As an American (as 95% of you are, at least according to Google Analytics), the Tokyo Games was the most successful games in my cognizant lifetime. You have to go back to 1984, when the Soviet Bloc boycotted, to find an Olympics where Team USA scored as successful a haul in the sport of wrestling as we did inside Makuhari Messe Hall. 

Here are all the results if you want to remind yourself of how awesome the last week of wrestling was. I don't know where you can find replays of the matches, though. Try YouTube maybe? 

Anyway, I felt the same magical rush of pride as you did watching so many Americans win medals. Afterward, being the nerd that I am, I wanted to quantify those results. Just why did Tokyo feel so much better than the last decade or so of watching Team USA men's freestyle wrestling?

So I went back and added up all the points all the major wrestling countries scored at the last six World Championships and Olympic Games (in Olympic weights only) and compared that to how those countries did at the Tokyo Games.

The fruits of those labors can be found directly below.


It should also be noted that I only factored in points from wrestlers that finished in the top 5. That's all the data I had available, and it gets us what we need to know. Apologies to the wrestlers that finished 6th through 10th.

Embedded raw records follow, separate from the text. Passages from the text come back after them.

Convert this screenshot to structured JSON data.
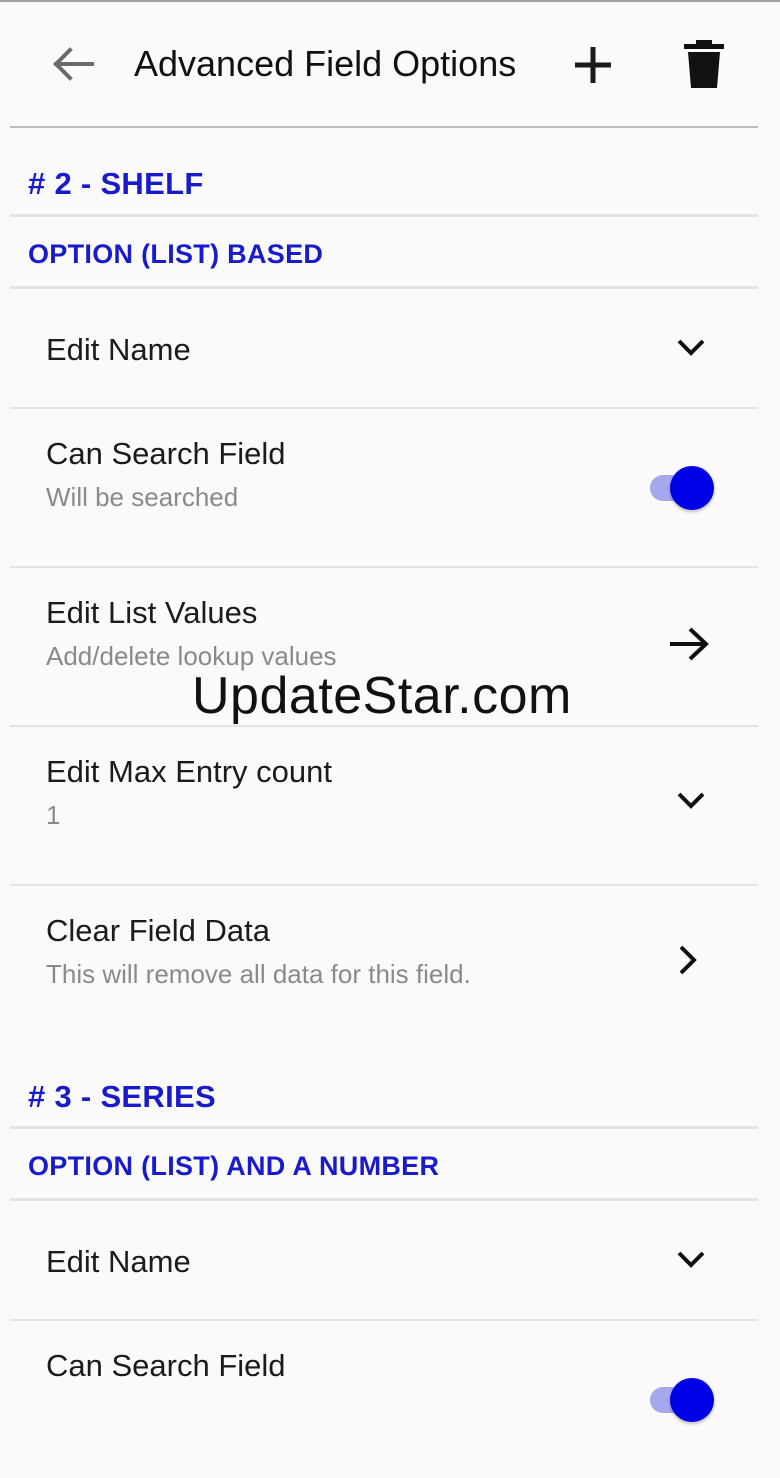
{
  "appbar": {
    "title": "Advanced Field Options",
    "icons": {
      "back": "arrow-left-icon",
      "add": "plus-icon",
      "delete": "trash-icon"
    }
  },
  "colors": {
    "accent": "#1a1acd",
    "toggle_knob": "#0000e6",
    "toggle_track": "#a8a8ef"
  },
  "sections": [
    {
      "header": "# 2 - SHELF",
      "subheader": "OPTION (LIST) BASED",
      "rows": [
        {
          "label": "Edit Name",
          "icon": "chevron-down-icon"
        },
        {
          "label": "Can Search Field",
          "sub": "Will be searched",
          "toggle": true
        },
        {
          "label": "Edit List Values",
          "sub": "Add/delete lookup values",
          "icon": "arrow-right-icon"
        },
        {
          "label": "Edit Max Entry count",
          "sub": "1",
          "icon": "chevron-down-icon"
        },
        {
          "label": "Clear Field Data",
          "sub": "This will remove all data for this field.",
          "icon": "chevron-right-icon"
        }
      ]
    },
    {
      "header": "# 3 - SERIES",
      "subheader": "OPTION (LIST) AND A NUMBER",
      "rows": [
        {
          "label": "Edit Name",
          "icon": "chevron-down-icon"
        },
        {
          "label": "Can Search Field",
          "toggle": true
        }
      ]
    }
  ],
  "watermark": "UpdateStar.com"
}
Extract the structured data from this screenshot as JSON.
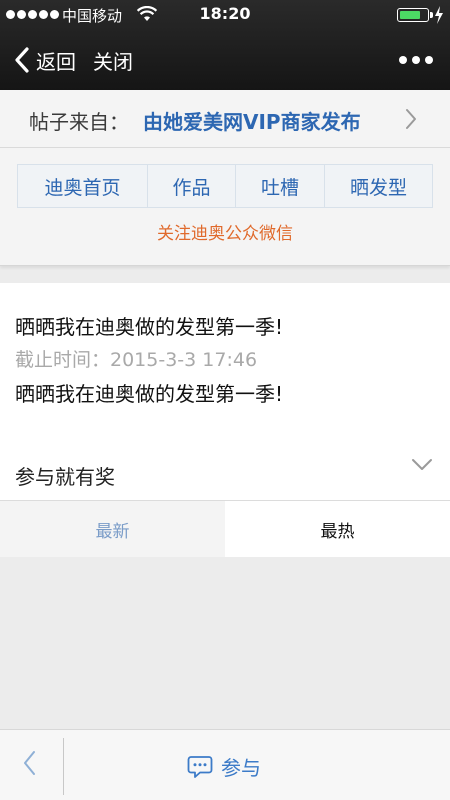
{
  "status_bar": {
    "carrier": "中国移动",
    "time": "18:20",
    "battery_level": 0.75,
    "signal_bars": 5
  },
  "nav": {
    "back_label": "返回",
    "close_label": "关闭"
  },
  "source": {
    "prefix": "帖子来自：",
    "name": "由她爱美网VIP商家发布"
  },
  "menu": {
    "tabs": [
      {
        "label": "迪奥首页"
      },
      {
        "label": "作品"
      },
      {
        "label": "吐槽"
      },
      {
        "label": "晒发型"
      }
    ],
    "follow_label": "关注迪奥公众微信"
  },
  "post": {
    "title": "晒晒我在迪奥做的发型第一季!",
    "deadline": "截止时间：2015-3-3 17:46",
    "body": "晒晒我在迪奥做的发型第一季!",
    "award_label": "参与就有奖"
  },
  "sort": {
    "latest": "最新",
    "hottest": "最热",
    "active": "hottest"
  },
  "bottom": {
    "join_label": "参与"
  },
  "colors": {
    "link_blue": "#2d67b2",
    "follow_orange": "#e06a2c",
    "battery_green": "#4cd964",
    "join_blue": "#3c7bc8"
  }
}
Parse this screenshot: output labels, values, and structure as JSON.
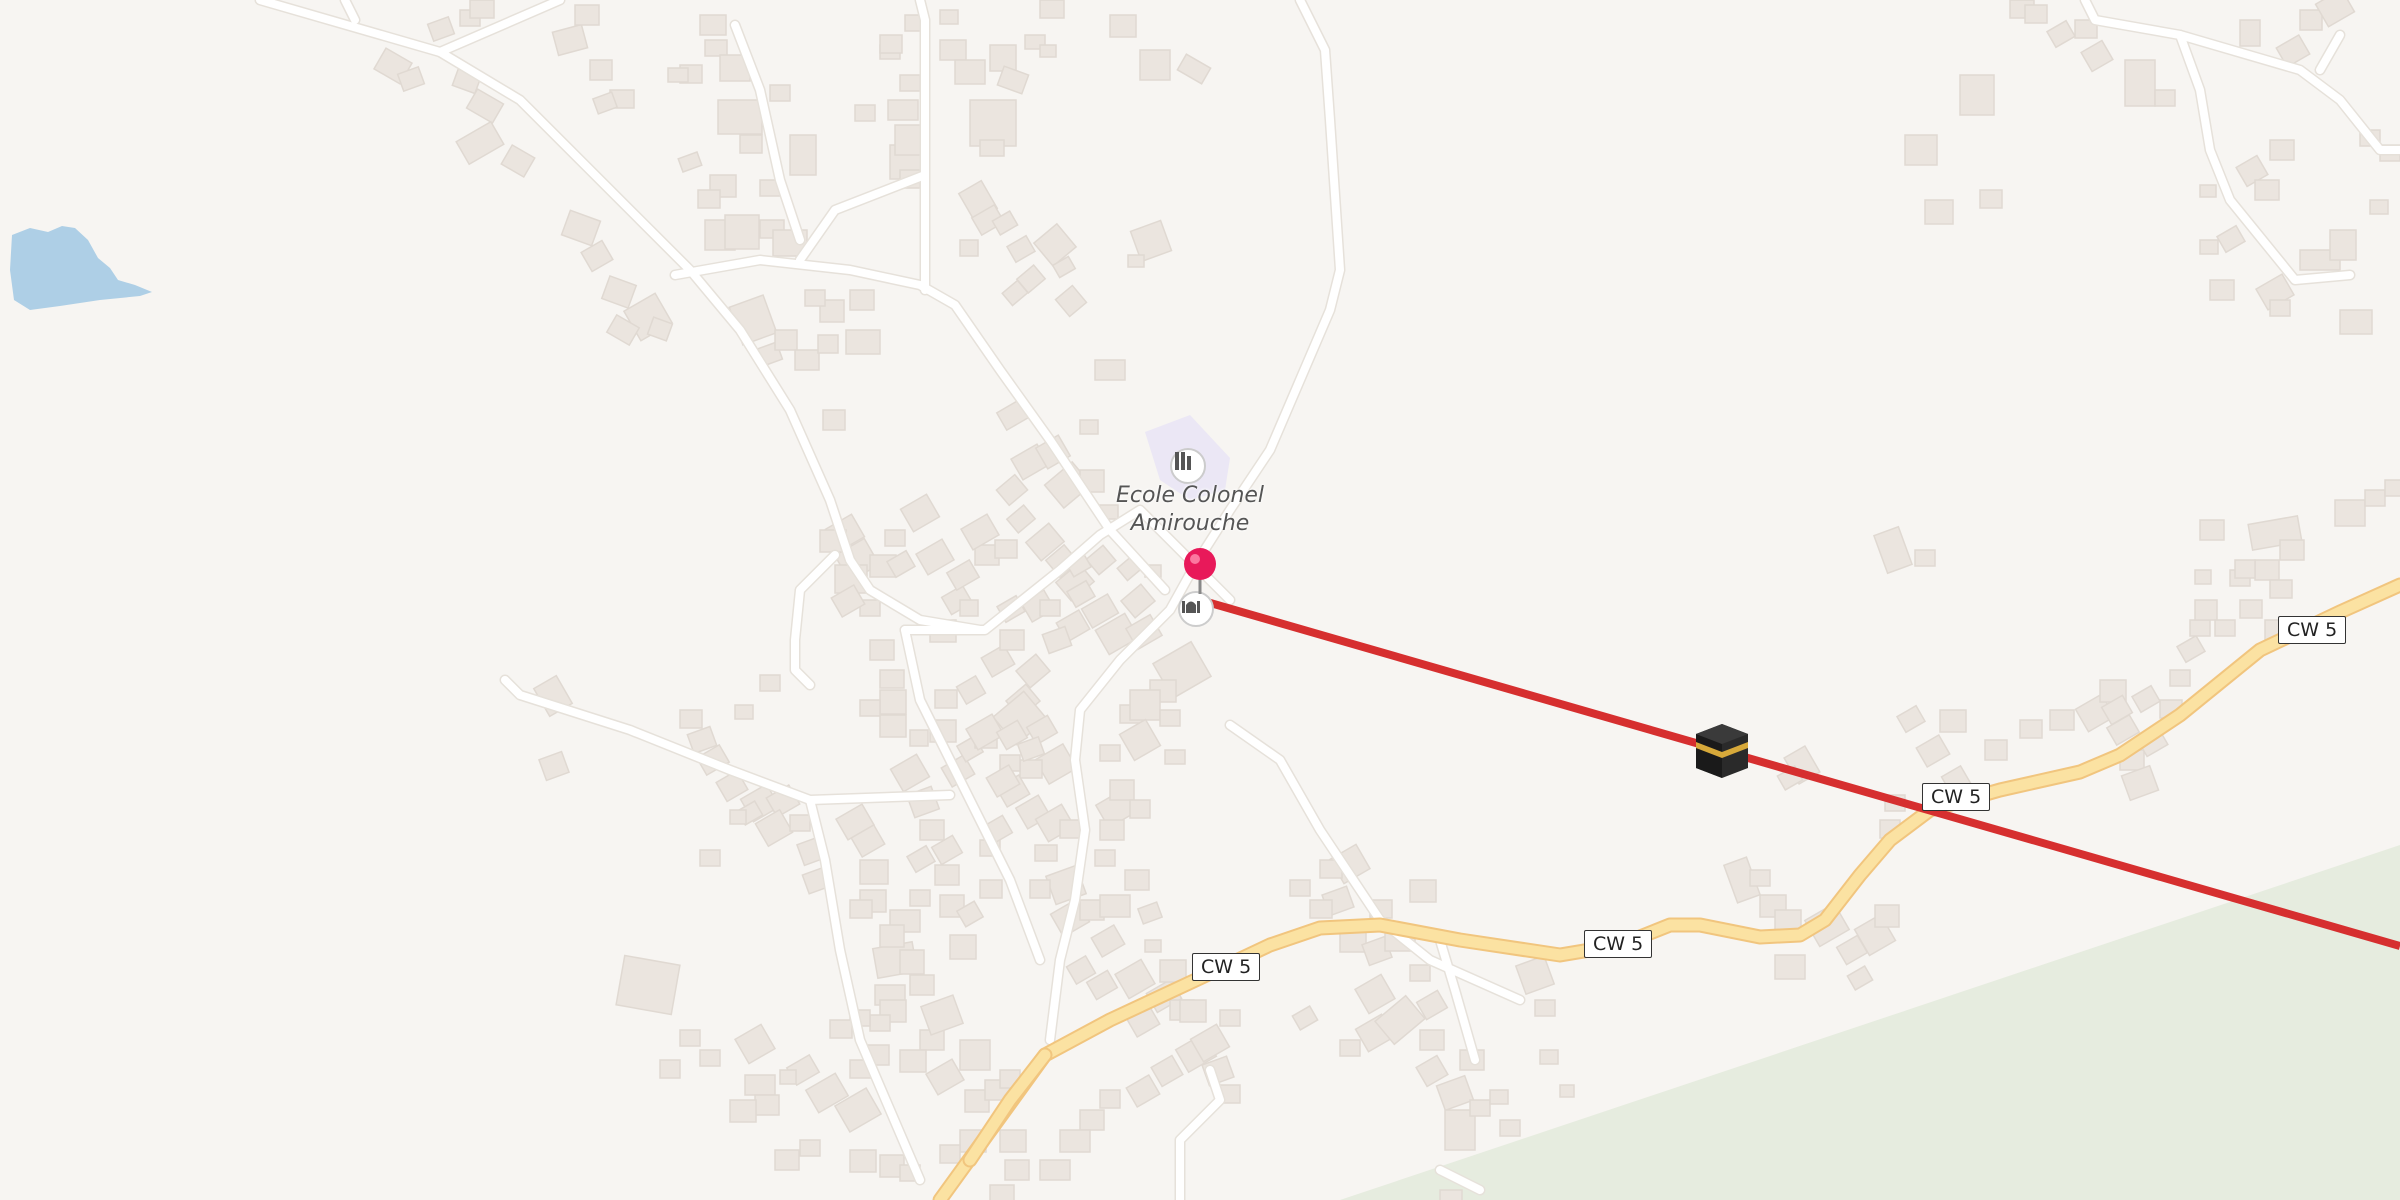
{
  "map": {
    "poi_school_name_line1": "Ecole Colonel",
    "poi_school_name_line2": "Amirouche",
    "road_ref": "CW 5",
    "icons": [
      "school-icon",
      "mosque-icon",
      "location-pin-icon",
      "kaaba-icon"
    ],
    "colors": {
      "background": "#f7f5f2",
      "building": "#ebe6e1",
      "minor_road": "#ffffff",
      "secondary_road": "#fbe3a0",
      "water": "#a9cde6",
      "forest": "#e5ecdf",
      "qibla_line": "#d62f2f",
      "pin": "#e8195a",
      "school_area": "#ece8f6"
    }
  }
}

Anyhow, the Russians won, again. Or, excuse me, the athletes from the Russian Olympic Committee won. But they barely eked out a victory over the USA, which outperformed their historical average by more than any other federation of note. 

India was also a big overperformer, thanks to medals from Bajrang Punia and Ravi Kumar plus a fifth-place finish from Deepak Punia

Georgia and Turkey had disappointing results. The only medals for either country came at heavyweight. Taha Akgul scored a bronze for Tukey and Geno Petriashvili took a silver for Georgia. 

Iran also had a rough go, although they did secure two medals, with a silver from Hassan Yazdani and a bronze from the young Amir Zare

But what stands out most is the Americans. Thomas Gilman with a bronze; Kyle Dake with one as well. Kyle Snyder fell just short of a second legendary team title securing win, and then, of course, our cardiac kids, David Taylor and Gable Steveson with golds. 

Truly, an Olympic Games to remember. And just three short years until Paris!